Obesity and Eating Disorders: Two Sides of the Same Coin
It is common knowledge that there is a mounting childhood obesity problem in America. Childhood obesity is a serious matter that has received nationwide attention and is being addressed in hopes that we can turn the epidemic around. Over the last three decades, according to the Center for Disease Control (CDC), obesity has more than tripled. In America, childhood obesity is usually attributed to a caloric imbalance – too many calories in and not enough calories expended, yet there is reason to believe that there may be other underlying reasons for the problem.
In America, childhood obesity is a major concern, however on the other side of the spectrum, we have many adolescents who are suffering from eating disorders, such as anorexia or bulimia, and are starving themselves thin. It is estimated that 8 million Americans have an eating disorder; 95% of those are between the ages of 12 and 25; 50% of girls between the ages of 11 and 13 see themselves as overweight. Teenage girls especially, further influenced by the media and depictions of unrealistic body images, are often the victims of anorexia and bulimia.
Often seen as separate problems, experts believe obesity and eating disorders often coincide as a child trades one problem for the other. The child struggling with obesity is often already suffering from a different eating disorder – binge eating – as a coping method for anger, stress, depression, anxiety or other underlying issue. By only focusing on treating the obesity, and not addressing the underlying cause, the child may then fall prey to a different eating disorder. It is during this delicate period of adolescence that most cases of anorexia or bulimia transpire; a time when adolescents are struggling with many issues that are out of their control, they turn to food, diets, exercise, weight management, in an effort to find some control in their lives.
Fight Eating Disorders and Obesity With Healthy Habits
The best defense against eating disorders is to advocate healthy attitudes and behaviors toward eating and body image. Parents and adult caregivers should strive to be positive role models to children who often look up to them as they form their own attitudes about body image and eating. Adults need to be mindful of children’s emotional health as many times it is linked to the obesity or eating disorder problem. Discuss with children the negative media messages and distorted body images portrayed on television or in magazines. Focus on encouraging the child’s talents or abilities; stress the importance of their health and not their appearance.
Foster a positive and healthy relationship with food. Help children to recognize the difference between emotional eating and physiological hunger. Encourage children to stop eating when full and never force children to be required to finish everything on their plate. Try not to use food as a reward for accomplishing a goal or task. As often as possible, try to eat together as a family and use this time to bond and talk with your children, to get a sense of their relationship with food, to hone in on their moods and to get a feel for how they are doing.

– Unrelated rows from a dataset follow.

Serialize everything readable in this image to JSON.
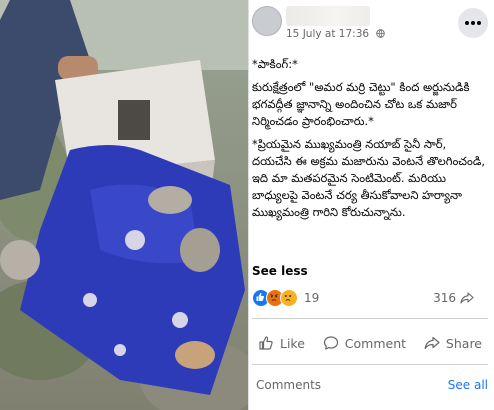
{
  "post": {
    "timestamp": "15 July at 17:36",
    "paragraphs": [
      "*పాకింగ్:*",
      "కురుక్షేత్రంలో \"అమర మర్రి చెట్టు\" కింద అర్జునుడికి భగవద్గీత జ్ఞానాన్ని అందించిన చోట ఒక మజార్ నిర్మించడం ప్రారంభించారు.*",
      "*ప్రియమైన ముఖ్యమంత్రి నయాబ్ సైనీ సార్, దయచేసి ఈ అక్రమ మజారును వెంటనే తొలగించండి, ఇది మా మతపరమైన సెంటిమెంట్. మరియు బాధ్యులపై వెంటనే చర్య తీసుకోవాలని హర్యానా ముఖ్యమంత్రి గారిని కోరుచున్నాను."
    ],
    "see_less_label": "See less",
    "reaction_count": "19",
    "share_count": "316",
    "actions": {
      "like": "Like",
      "comment": "Comment",
      "share": "Share"
    },
    "comments_label": "Comments",
    "see_all_label": "See all"
  },
  "colors": {
    "link_blue": "#1877f2",
    "meta_gray": "#65676b",
    "like_blue": "#1877f2",
    "angry_orange": "#e9710f",
    "sad_yellow": "#f7b125"
  },
  "icons": {
    "more": "more-icon",
    "globe": "globe-icon",
    "like": "thumbs-up-icon",
    "comment": "speech-bubble-icon",
    "share": "share-arrow-icon"
  }
}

Our children are our future. Obesity and eating disorders need to be addressed hand-in-hand. If we take action now and help foster positive attitudes in our children today, we can help ensure they take these healthy habits with them into adulthood. By dealing with the underlying reasons our youth are suffering from eating disorders, whether binge eating, anorexia or bulimia, we can hopefully find a solution to finally combat two birds with one stone, and guarantee our children the future they deserve.